I started the process of cleaning off last years spent foliage from the perennial beds. This material is left on as a mulch to protect plants from the freeze-thaw cycle that is experienced this time of year. The hope is that those low 20 temperatures are over. Even so, the plants that are thriving in these beds are tried and true and can tolerate fickle spring weather.

I am so done with plants that need coddling. There will be a major make-over in these beds as soon as they can be worked. Out with anything that makes me worry and in with solid performers.

This is why I uncovered the beds. I want to see the crocus, not have them buried under delphinium stalks in an effort to keep the Foxy foxgloves alive. It seems every spring I almost miss out on the minor bulbs that are planted all over the place because I can’t see them in my attempt to keep everything else alive. Enough. Every single minor bulb cluster out there is showing promise. There will be later varieties of narcissus and tulips that will be coming on to extend the show; so be it. I’m ready now for what wants to shine.

If you left your foliage in situ and are ready for its removal just use your hands. And be gentle about it. You can easily pull out chunks of the plant and with the ground still partially frozen you won’t have too many options as to what to do with said chunk.

After the big material is removed and place on/near the compost, I gently run a rake over everything, removing most of the detritus. Just be easy and gentle with all of this. No hurry. You can go back over it again later when everything isn’t quite so fragile.

What a delight to see the green of campula Clips, the fresh shoots of delphinium, pink peony shoots. So many plants are showing signs of life. You may need to get down on your knees for complete appreciation — go ahead.

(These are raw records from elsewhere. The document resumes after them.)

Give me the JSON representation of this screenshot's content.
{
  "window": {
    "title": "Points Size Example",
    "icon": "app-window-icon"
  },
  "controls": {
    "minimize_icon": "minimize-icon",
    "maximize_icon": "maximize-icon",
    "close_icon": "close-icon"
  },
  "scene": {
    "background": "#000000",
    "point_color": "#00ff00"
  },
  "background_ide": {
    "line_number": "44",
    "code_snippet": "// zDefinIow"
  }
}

This is supposed to be the year that I cut down on annuals. Without fail I start too many. You would think that could be easily solved. I’ve tried. But as I sprinkle seed on the surface of moist potting soil I get carried away. So this year I didn’t even buy any annual flower seeds. None. No more godetia with the stems that break under the weight of its own the blooms. No more California poppy “Bridal Bouquet” that flop all over the place and need me to stake them before that happens but I never ever get to it in time. That is some intense resolve.

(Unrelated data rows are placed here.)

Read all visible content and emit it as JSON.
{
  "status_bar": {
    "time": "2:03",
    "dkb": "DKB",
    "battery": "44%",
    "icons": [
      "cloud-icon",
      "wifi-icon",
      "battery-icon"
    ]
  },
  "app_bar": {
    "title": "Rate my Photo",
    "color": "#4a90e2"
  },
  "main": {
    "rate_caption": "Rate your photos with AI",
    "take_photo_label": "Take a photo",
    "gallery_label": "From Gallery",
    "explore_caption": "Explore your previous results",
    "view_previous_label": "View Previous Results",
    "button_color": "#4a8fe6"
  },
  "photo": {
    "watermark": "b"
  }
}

There I was, in the greenhouse, getting vegetable seeds started, a reasonable number of this and that for a family of two with “grands,” house guests, friends — this is how it happens —- too much of everything. Anyway, I’m rifling through my seed packets and there are all the annual flower seeds from last year. Well, there really aren’t THAT many cranberry cosmos left in the packet, or victorian posy, or linum rubrum. See what’s happening? You guessed it. I now have a zillion 3-inch square containers of moist potting mix with any number of varieties of annual seeds broadcast over the surface. Good grief.

How could I possibly make it through our ever so short summer without these lovelies? What was I thinking?

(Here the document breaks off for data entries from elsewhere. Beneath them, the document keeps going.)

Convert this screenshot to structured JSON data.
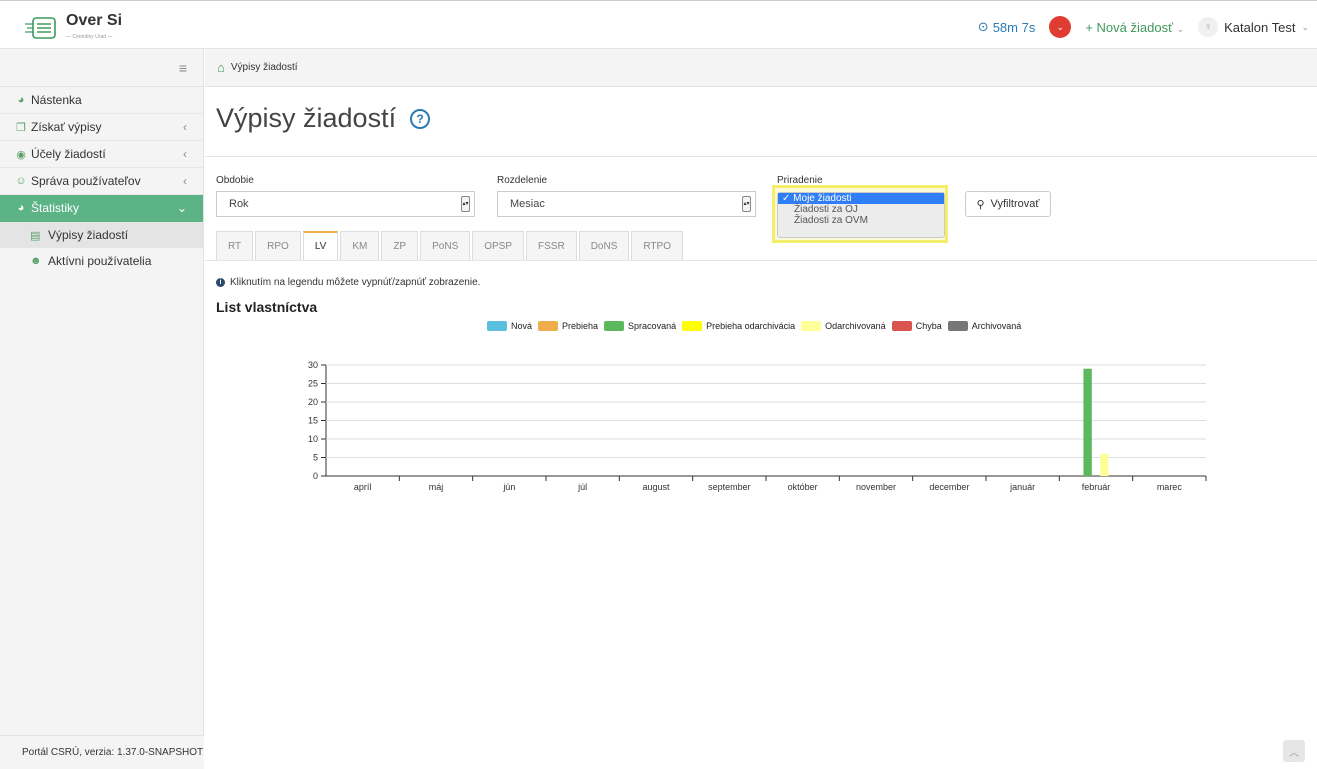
{
  "header": {
    "logo_text": "Over Si",
    "logo_sub": "— Centrálny Úrad —",
    "timer": "58m 7s",
    "new_request": "Nová žiadosť",
    "user_name": "Katalon Test"
  },
  "sidebar": {
    "items": [
      {
        "label": "Nástenka",
        "icon": "dashboard-icon"
      },
      {
        "label": "Získať výpisy",
        "icon": "copy-icon"
      },
      {
        "label": "Účely žiadostí",
        "icon": "target-icon"
      },
      {
        "label": "Správa používateľov",
        "icon": "users-icon"
      },
      {
        "label": "Štatistiky",
        "icon": "dashboard-icon"
      }
    ],
    "sub_items": [
      {
        "label": "Výpisy žiadostí",
        "icon": "map-icon"
      },
      {
        "label": "Aktívni používatelia",
        "icon": "group-icon"
      }
    ],
    "footer": "Portál CSRÚ, verzia: 1.37.0-SNAPSHOT"
  },
  "breadcrumb": {
    "current": "Výpisy žiadostí"
  },
  "page": {
    "title": "Výpisy žiadostí"
  },
  "filters": {
    "period_label": "Obdobie",
    "period_value": "Rok",
    "split_label": "Rozdelenie",
    "split_value": "Mesiac",
    "assign_label": "Priradenie",
    "assign_options": [
      "Moje žiadosti",
      "Žiadosti za OJ",
      "Žiadosti za OVM"
    ],
    "assign_selected_mark": "✓",
    "filter_button": "Vyfiltrovať"
  },
  "tabs": [
    "RT",
    "RPO",
    "LV",
    "KM",
    "ZP",
    "PoNS",
    "OPSP",
    "FSSR",
    "DoNS",
    "RTPO"
  ],
  "active_tab": "LV",
  "info_text": "Kliknutím na legendu môžete vypnúť/zapnúť zobrazenie.",
  "chart_data": {
    "type": "bar",
    "title": "List vlastníctva",
    "categories": [
      "apríl",
      "máj",
      "jún",
      "júl",
      "august",
      "september",
      "október",
      "november",
      "december",
      "január",
      "február",
      "marec"
    ],
    "series": [
      {
        "name": "Nová",
        "color": "#5bc0de",
        "values": [
          0,
          0,
          0,
          0,
          0,
          0,
          0,
          0,
          0,
          0,
          0,
          0
        ]
      },
      {
        "name": "Prebieha",
        "color": "#f0ad4e",
        "values": [
          0,
          0,
          0,
          0,
          0,
          0,
          0,
          0,
          0,
          0,
          0,
          0
        ]
      },
      {
        "name": "Spracovaná",
        "color": "#5cb85c",
        "values": [
          0,
          0,
          0,
          0,
          0,
          0,
          0,
          0,
          0,
          0,
          29,
          0
        ]
      },
      {
        "name": "Prebieha odarchivácia",
        "color": "#ffff00",
        "values": [
          0,
          0,
          0,
          0,
          0,
          0,
          0,
          0,
          0,
          0,
          0,
          0
        ]
      },
      {
        "name": "Odarchivovaná",
        "color": "#ffff99",
        "values": [
          0,
          0,
          0,
          0,
          0,
          0,
          0,
          0,
          0,
          0,
          6,
          0
        ]
      },
      {
        "name": "Chyba",
        "color": "#d9534f",
        "values": [
          0,
          0,
          0,
          0,
          0,
          0,
          0,
          0,
          0,
          0,
          0,
          0
        ]
      },
      {
        "name": "Archivovaná",
        "color": "#777777",
        "values": [
          0,
          0,
          0,
          0,
          0,
          0,
          0,
          0,
          0,
          0,
          0,
          0
        ]
      }
    ],
    "y_ticks": [
      0,
      5,
      10,
      15,
      20,
      25,
      30
    ],
    "ylim": [
      0,
      30
    ],
    "grid": true,
    "legend_position": "top-center"
  }
}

The tomatoes are happily planted in the bins in the greenhouse. The plants were laid on their sides and the stems covered with compost, watered in and wished well. Roots will develop along the stem and, hopefully, a nice stout plant will develop that will be capable of bearing up under the load of scads of tomatoes. What a vision.

The temperature in the greenhouse is holding at a low of 39 degrees. It’s the high that is bothersome. Even with the fan running this sunshine has really excelled at overheating the area. I have the vents open, even cracked the door. It is somewhat under control but not by much. There are four heads of lettuce that do not want a too-warm environment. The leaves get weak and lack flavor. The short row of radish with just 12 seeds planted will also appreciate cooler temperatures.

It doesn’t take much to heat a small greenhouse; this one is about 8-feet-by-15-feet. There are two electric space heaters out there that are coming on and off during the night. I figure this is a small price to pay for outrageously delicious produce.

Which is the point: good food that you have grown yourself and it isn’t all that much of a challenge. Keep in mind that humans have been gardening for centuries. This is your year.

Note: Kyra Wagner writes a delightful newsletter, Sustainable Homer, that arrives at your email inbox. It is stuffed full of all things Homer. It’s ever so easy to subscribe at

Rosemary Fitzpatrick is a longtime Homer gardener and has been writing Kachemak Gardener since 1990.